- _Record set_
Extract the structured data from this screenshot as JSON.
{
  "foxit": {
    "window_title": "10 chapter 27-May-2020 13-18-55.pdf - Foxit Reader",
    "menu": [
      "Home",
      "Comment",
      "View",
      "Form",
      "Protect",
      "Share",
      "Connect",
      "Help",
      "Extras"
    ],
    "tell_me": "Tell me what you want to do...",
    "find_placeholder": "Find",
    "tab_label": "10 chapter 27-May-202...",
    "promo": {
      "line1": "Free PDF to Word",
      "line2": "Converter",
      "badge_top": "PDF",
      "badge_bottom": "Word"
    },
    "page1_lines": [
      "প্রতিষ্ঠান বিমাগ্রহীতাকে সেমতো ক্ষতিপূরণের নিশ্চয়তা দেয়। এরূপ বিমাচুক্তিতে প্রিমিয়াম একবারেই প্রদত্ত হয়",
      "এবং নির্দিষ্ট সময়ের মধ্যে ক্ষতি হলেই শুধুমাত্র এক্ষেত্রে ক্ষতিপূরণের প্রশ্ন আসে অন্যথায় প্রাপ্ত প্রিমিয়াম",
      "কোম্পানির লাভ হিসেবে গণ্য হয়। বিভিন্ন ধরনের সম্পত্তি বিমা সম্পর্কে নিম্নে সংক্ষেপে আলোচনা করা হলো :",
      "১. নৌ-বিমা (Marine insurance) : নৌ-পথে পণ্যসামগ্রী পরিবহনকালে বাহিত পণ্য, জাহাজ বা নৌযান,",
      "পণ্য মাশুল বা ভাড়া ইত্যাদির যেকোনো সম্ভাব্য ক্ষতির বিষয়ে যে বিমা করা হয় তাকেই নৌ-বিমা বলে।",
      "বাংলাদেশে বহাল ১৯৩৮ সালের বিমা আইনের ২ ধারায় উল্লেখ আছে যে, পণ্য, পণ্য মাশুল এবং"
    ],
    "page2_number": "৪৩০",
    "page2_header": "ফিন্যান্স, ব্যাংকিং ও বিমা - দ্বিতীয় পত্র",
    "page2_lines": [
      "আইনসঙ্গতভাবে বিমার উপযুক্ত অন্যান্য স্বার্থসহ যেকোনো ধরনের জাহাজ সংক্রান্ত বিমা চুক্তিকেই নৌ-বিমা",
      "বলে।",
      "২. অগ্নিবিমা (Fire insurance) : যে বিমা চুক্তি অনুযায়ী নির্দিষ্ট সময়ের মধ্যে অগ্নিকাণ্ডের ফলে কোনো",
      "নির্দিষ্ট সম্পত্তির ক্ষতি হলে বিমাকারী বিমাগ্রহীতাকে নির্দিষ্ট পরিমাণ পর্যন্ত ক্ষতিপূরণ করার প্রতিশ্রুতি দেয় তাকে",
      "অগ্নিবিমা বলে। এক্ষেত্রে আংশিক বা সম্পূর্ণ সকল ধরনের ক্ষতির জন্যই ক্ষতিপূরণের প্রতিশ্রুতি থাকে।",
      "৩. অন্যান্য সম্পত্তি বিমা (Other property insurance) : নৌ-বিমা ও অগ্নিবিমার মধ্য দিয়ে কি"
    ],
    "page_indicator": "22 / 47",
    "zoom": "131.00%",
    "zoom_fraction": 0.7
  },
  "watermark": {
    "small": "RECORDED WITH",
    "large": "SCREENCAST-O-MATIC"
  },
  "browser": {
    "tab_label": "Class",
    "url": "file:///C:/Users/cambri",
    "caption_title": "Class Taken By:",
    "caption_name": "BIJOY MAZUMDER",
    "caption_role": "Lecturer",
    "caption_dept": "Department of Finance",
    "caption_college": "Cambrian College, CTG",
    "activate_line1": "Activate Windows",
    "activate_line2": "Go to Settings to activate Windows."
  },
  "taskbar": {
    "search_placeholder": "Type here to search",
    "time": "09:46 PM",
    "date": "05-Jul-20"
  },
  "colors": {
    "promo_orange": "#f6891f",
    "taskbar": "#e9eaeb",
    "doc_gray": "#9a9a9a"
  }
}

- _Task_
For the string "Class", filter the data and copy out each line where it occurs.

- _Solved exercise_
    "tab_label": "Class",
    "caption_title": "Class Taken By:",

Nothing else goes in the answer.